But the ballet element is beautiful. My favourite scene is when Lise auditions to be part of a ballet. She stands at the back of the room, performing the same steps as the other dancers, but gradually makes small changes until the steps are completely her own, and the audience is left without a doubt that she is a very special dancer. Her style is reminiscent of the Diaghilev era. In fact, the whole musical has a very stylish art deco feel to it.
 
Another great scene is the ballet within the ballet. In a feat of clever stage design, the backdrop - a red velvet curtain identical to the house curtain - opens to reveal conductor and audience within the ballet. We watch the audience watch the ballet.
 
The ballet within the ballet is Wheeldon doing what he does best. Personally, I would prefer if Wheeldon would stick to pure ballet - not because this musical wasn't good, but because Wheeldon is too good at making ballets to not make them! However, I'm guessing the people of Paris, who received An American in Paris with standing ovations, will not agree with me.

 

Sunday, 2 November 2014

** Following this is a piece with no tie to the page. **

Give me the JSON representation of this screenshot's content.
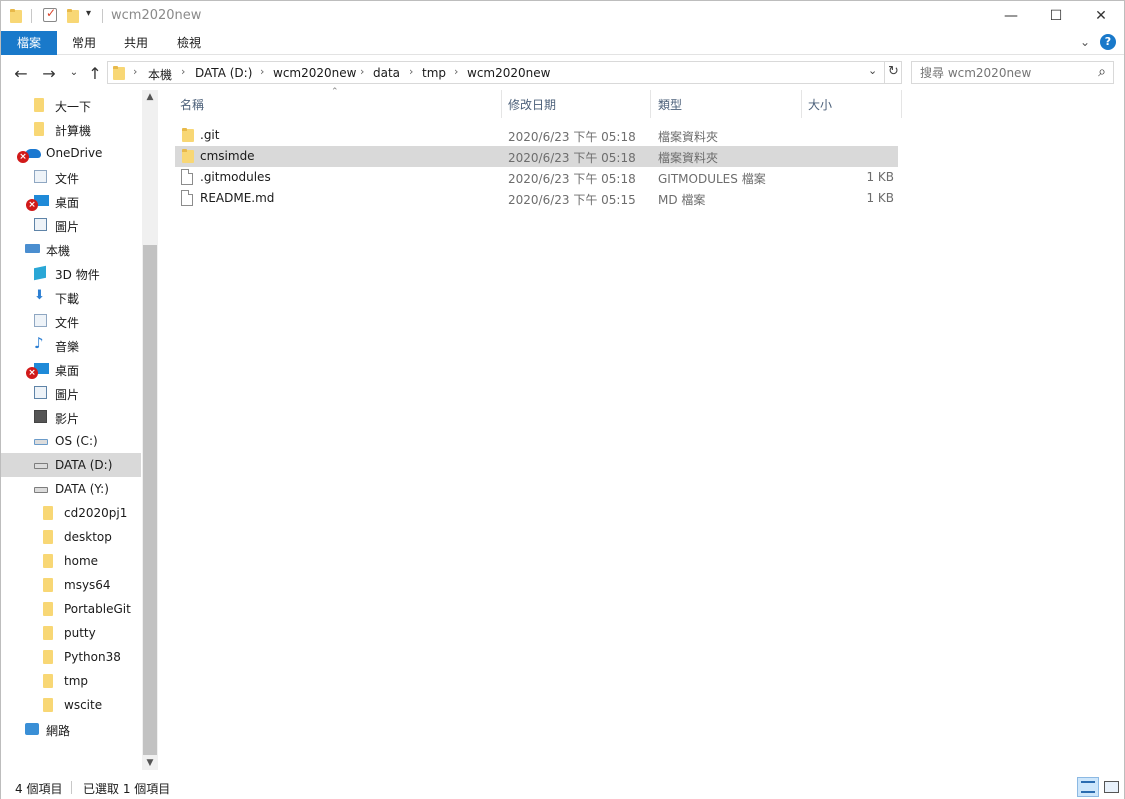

World Ballet Day

If you missed the World Ballet Day live stream you can watch some of the highlights on Youtube. Here is a selection of videos. (If anyone finds the video of the San Francisco Ballet rehearsing William Forsyth please let me know - it was so good!)

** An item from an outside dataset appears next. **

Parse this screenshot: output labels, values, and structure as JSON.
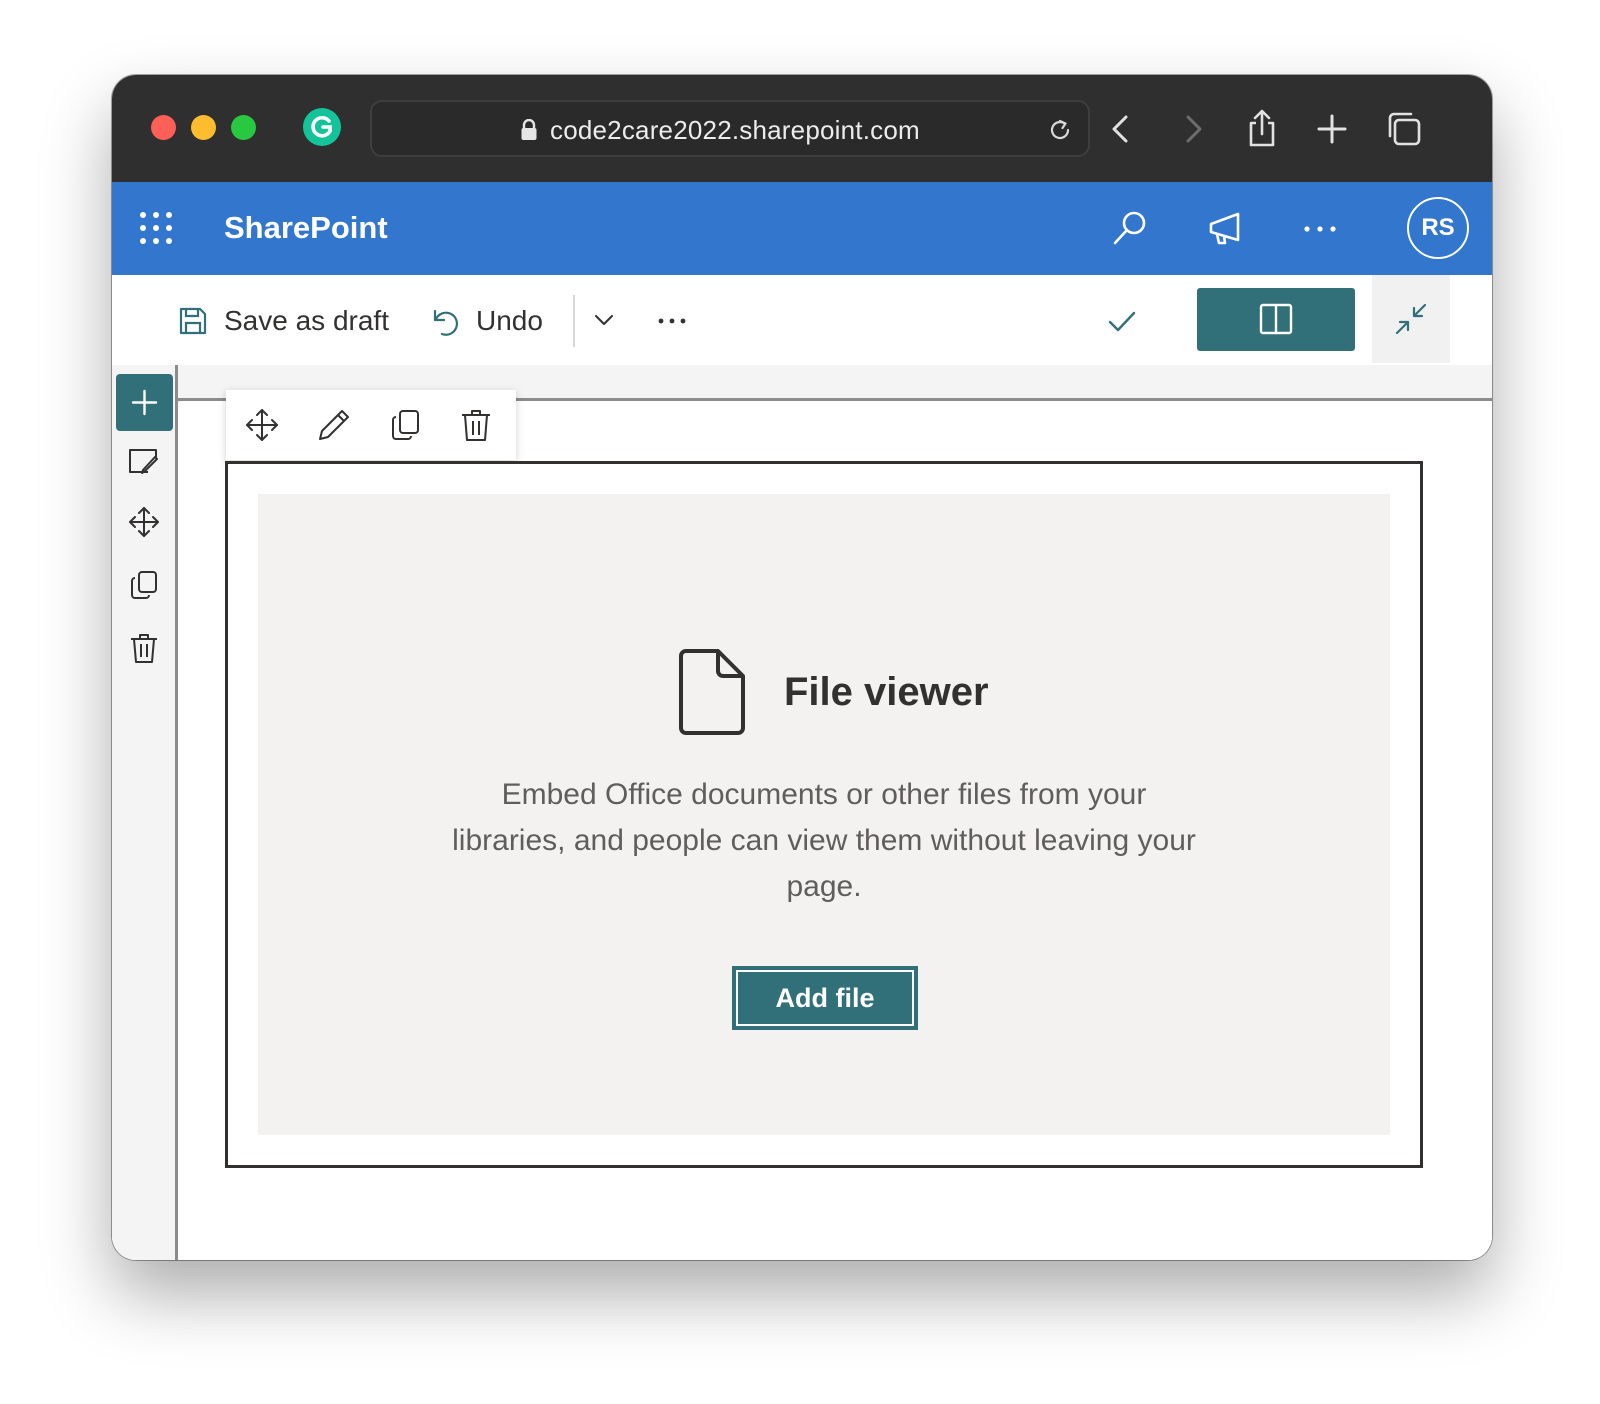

Highlights from the Australian Ballet


The Bolshoi Ballet in full


The Royal Ballet



Highlights from the Canadian National Ballet


Insights: Ballet Evolved

A few months ago, I posted a video of the Royal Ballet's Insight series called "Ballet Evolved". Today, I got to attend the actual event in the Royal Opera House's Linbury Studio. The event comprised a lecture with demonstrations by members of the Royal Ballet, which helped to illustrate the points being made. The lecture was given by Ursula Hageli, a former ballerina and now ballet mistress with the Royal Ballet. She has been running the Ballet Evolved series for a few years now. She was also joined by Dr Giannandrea Poesic, a ballet historian and lecturer at the University of Bedfordshire. 

The theme of the lecture was the ballet class and how it evolved over the last four centuries. According to Hageli, the ballet class is the most important part of a dancers day: it is where dancers warm up, strengthen and generally prepare their bodies for all to come. Dancers attend class every day. As ballet itself evolved (more turnout, higher arabesques, more complicated spins, point shoes), class, too, evolved to ensure dancers were equipped with the necessary skills. For example, Marie Taglioni was the first ballerina to go en pointe, but this was before the invention of point shoes. Thus, this required an immense amount of ankle strength! (Interestingly, point work, though first introduced in France, really took off in Italy because it was where, thanks to the shoes makers Italy is generally so famous for, the point shoe was developed!)

The evolution of ballet was demonstrated by dancers of the Royal Ballet, among them Gemma Pitchley-Gale, who was wearing bloomers under her knee length tutu - part of the 18th century ballet uniform, designed to maintain the ballerina's modesty by not revealing too much leg! Also, the lovely Fumi Kaneko, for whom today was the first time performing in front of an audience after returning from injury. And Marcelino Sambe, who, in addition to being a great dancer, is hilarious! It was really nice to get to see the dancers personalities come through!

Ballet Evolved was interesting, informative and entertaining ,and I shall definitely attend the next event! The event was filmed, and videos should be going up on Youtube soon. I will post them here when they become available.